# WHAT YOU ARE ASKED TO DO
Reproduce the listing exactly, so that no line differs from the original.

════════

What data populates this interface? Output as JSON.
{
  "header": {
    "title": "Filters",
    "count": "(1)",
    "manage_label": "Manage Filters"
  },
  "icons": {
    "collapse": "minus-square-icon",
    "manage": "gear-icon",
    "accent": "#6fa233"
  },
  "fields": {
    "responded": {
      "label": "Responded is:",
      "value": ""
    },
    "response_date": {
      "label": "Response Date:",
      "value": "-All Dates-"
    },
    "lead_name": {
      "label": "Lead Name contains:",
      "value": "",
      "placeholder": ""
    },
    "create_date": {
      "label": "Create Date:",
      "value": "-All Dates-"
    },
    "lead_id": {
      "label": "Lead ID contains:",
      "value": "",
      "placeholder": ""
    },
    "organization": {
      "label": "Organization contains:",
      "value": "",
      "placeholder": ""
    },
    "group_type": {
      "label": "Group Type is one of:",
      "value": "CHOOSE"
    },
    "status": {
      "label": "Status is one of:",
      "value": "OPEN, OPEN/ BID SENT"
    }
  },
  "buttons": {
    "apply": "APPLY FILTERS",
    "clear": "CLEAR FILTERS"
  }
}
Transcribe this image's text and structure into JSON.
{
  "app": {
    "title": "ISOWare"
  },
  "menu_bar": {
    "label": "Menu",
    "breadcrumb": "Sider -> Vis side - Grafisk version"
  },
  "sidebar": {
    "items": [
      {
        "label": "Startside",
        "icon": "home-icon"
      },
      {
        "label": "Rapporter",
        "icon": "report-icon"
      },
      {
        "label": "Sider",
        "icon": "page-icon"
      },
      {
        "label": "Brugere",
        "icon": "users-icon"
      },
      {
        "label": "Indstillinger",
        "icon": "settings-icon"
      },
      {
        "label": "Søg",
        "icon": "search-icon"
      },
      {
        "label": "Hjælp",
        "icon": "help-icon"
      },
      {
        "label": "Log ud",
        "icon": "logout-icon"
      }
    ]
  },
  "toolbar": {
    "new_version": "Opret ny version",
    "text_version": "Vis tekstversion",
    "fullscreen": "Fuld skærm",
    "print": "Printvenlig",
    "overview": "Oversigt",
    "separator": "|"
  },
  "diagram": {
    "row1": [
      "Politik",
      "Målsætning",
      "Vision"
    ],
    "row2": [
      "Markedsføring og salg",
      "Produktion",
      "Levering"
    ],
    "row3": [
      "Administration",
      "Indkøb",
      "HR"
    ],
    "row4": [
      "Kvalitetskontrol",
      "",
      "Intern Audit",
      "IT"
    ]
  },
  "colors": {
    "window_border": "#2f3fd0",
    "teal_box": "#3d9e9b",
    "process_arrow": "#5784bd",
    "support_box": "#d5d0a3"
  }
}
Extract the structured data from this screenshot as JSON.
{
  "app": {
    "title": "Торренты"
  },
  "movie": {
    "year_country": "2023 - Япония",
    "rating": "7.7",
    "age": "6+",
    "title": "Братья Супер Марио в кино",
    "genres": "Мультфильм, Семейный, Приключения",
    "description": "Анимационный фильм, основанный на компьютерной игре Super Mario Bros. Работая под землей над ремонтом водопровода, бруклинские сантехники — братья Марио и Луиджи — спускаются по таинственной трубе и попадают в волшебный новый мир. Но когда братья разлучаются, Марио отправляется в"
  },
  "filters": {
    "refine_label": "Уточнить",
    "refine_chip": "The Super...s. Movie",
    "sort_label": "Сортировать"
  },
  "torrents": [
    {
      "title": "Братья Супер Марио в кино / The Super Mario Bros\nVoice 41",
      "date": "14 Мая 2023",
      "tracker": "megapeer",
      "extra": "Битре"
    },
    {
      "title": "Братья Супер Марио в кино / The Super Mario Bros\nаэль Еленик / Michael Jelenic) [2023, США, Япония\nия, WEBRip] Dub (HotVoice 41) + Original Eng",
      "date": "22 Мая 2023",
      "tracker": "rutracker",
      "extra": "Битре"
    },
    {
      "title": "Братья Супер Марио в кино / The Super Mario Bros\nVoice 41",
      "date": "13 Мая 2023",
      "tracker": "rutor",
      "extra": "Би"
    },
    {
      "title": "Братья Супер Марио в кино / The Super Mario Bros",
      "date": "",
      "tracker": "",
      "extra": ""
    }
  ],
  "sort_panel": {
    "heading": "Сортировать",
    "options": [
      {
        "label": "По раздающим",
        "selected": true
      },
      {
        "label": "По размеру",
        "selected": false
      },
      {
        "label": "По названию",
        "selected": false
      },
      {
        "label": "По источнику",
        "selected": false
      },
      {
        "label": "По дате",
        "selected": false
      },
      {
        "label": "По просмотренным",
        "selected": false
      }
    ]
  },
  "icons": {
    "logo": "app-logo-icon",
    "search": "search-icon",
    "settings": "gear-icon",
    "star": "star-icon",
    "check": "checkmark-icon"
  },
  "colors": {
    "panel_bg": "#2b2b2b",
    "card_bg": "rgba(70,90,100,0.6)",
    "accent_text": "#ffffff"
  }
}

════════

# EXPECTED ANSWER
What data populates this interface? Output as JSON.
{
  "header": {
    "title": "Filters",
    "count": "(1)",
    "manage_label": "Manage Filters"
  },
  "icons": {
    "collapse": "minus-square-icon",
    "manage": "gear-icon",
    "accent": "#6fa233"
  },
  "fields": {
    "responded": {
      "label": "Responded is:",
      "value": ""
    },
    "response_date": {
      "label": "Response Date:",
      "value": "-All Dates-"
    },
    "lead_name": {
      "label": "Lead Name contains:",
      "value": "",
      "placeholder": ""
    },
    "create_date": {
      "label": "Create Date:",
      "value": "-All Dates-"
    },
    "lead_id": {
      "label": "Lead ID contains:",
      "value": "",
      "placeholder": ""
    },
    "organization": {
      "label": "Organization contains:",
      "value": "",
      "placeholder": ""
    },
    "group_type": {
      "label": "Group Type is one of:",
      "value": "CHOOSE"
    },
    "status": {
      "label": "Status is one of:",
      "value": "OPEN, OPEN/ BID SENT"
    }
  },
  "buttons": {
    "apply": "APPLY FILTERS",
    "clear": "CLEAR FILTERS"
  }
}
Transcribe this image's text and structure into JSON.
{
  "app": {
    "title": "ISOWare"
  },
  "menu_bar": {
    "label": "Menu",
    "breadcrumb": "Sider -> Vis side - Grafisk version"
  },
  "sidebar": {
    "items": [
      {
        "label": "Startside",
        "icon": "home-icon"
      },
      {
        "label": "Rapporter",
        "icon": "report-icon"
      },
      {
        "label": "Sider",
        "icon": "page-icon"
      },
      {
        "label": "Brugere",
        "icon": "users-icon"
      },
      {
        "label": "Indstillinger",
        "icon": "settings-icon"
      },
      {
        "label": "Søg",
        "icon": "search-icon"
      },
      {
        "label": "Hjælp",
        "icon": "help-icon"
      },
      {
        "label": "Log ud",
        "icon": "logout-icon"
      }
    ]
  },
  "toolbar": {
    "new_version": "Opret ny version",
    "text_version": "Vis tekstversion",
    "fullscreen": "Fuld skærm",
    "print": "Printvenlig",
    "overview": "Oversigt",
    "separator": "|"
  },
  "diagram": {
    "row1": [
      "Politik",
      "Målsætning",
      "Vision"
    ],
    "row2": [
      "Markedsføring og salg",
      "Produktion",
      "Levering"
    ],
    "row3": [
      "Administration",
      "Indkøb",
      "HR"
    ],
    "row4": [
      "Kvalitetskontrol",
      "",
      "Intern Audit",
      "IT"
    ]
  },
  "colors": {
    "window_border": "#2f3fd0",
    "teal_box": "#3d9e9b",
    "process_arrow": "#5784bd",
    "support_box": "#d5d0a3"
  }
}
Extract the structured data from this screenshot as JSON.
{
  "app": {
    "title": "Торренты"
  },
  "movie": {
    "year_country": "2023 - Япония",
    "rating": "7.7",
    "age": "6+",
    "title": "Братья Супер Марио в кино",
    "genres": "Мультфильм, Семейный, Приключения",
    "description": "Анимационный фильм, основанный на компьютерной игре Super Mario Bros. Работая под землей над ремонтом водопровода, бруклинские сантехники — братья Марио и Луиджи — спускаются по таинственной трубе и попадают в волшебный новый мир. Но когда братья разлучаются, Марио отправляется в"
  },
  "filters": {
    "refine_label": "Уточнить",
    "refine_chip": "The Super...s. Movie",
    "sort_label": "Сортировать"
  },
  "torrents": [
    {
      "title": "Братья Супер Марио в кино / The Super Mario Bros\nVoice 41",
      "date": "14 Мая 2023",
      "tracker": "megapeer",
      "extra": "Битре"
    },
    {
      "title": "Братья Супер Марио в кино / The Super Mario Bros\nаэль Еленик / Michael Jelenic) [2023, США, Япония\nия, WEBRip] Dub (HotVoice 41) + Original Eng",
      "date": "22 Мая 2023",
      "tracker": "rutracker",
      "extra": "Битре"
    },
    {
      "title": "Братья Супер Марио в кино / The Super Mario Bros\nVoice 41",
      "date": "13 Мая 2023",
      "tracker": "rutor",
      "extra": "Би"
    },
    {
      "title": "Братья Супер Марио в кино / The Super Mario Bros",
      "date": "",
      "tracker": "",
      "extra": ""
    }
  ],
  "sort_panel": {
    "heading": "Сортировать",
    "options": [
      {
        "label": "По раздающим",
        "selected": true
      },
      {
        "label": "По размеру",
        "selected": false
      },
      {
        "label": "По названию",
        "selected": false
      },
      {
        "label": "По источнику",
        "selected": false
      },
      {
        "label": "По дате",
        "selected": false
      },
      {
        "label": "По просмотренным",
        "selected": false
      }
    ]
  },
  "icons": {
    "logo": "app-logo-icon",
    "search": "search-icon",
    "settings": "gear-icon",
    "star": "star-icon",
    "check": "checkmark-icon"
  },
  "colors": {
    "panel_bg": "#2b2b2b",
    "card_bg": "rgba(70,90,100,0.6)",
    "accent_text": "#ffffff"
  }
}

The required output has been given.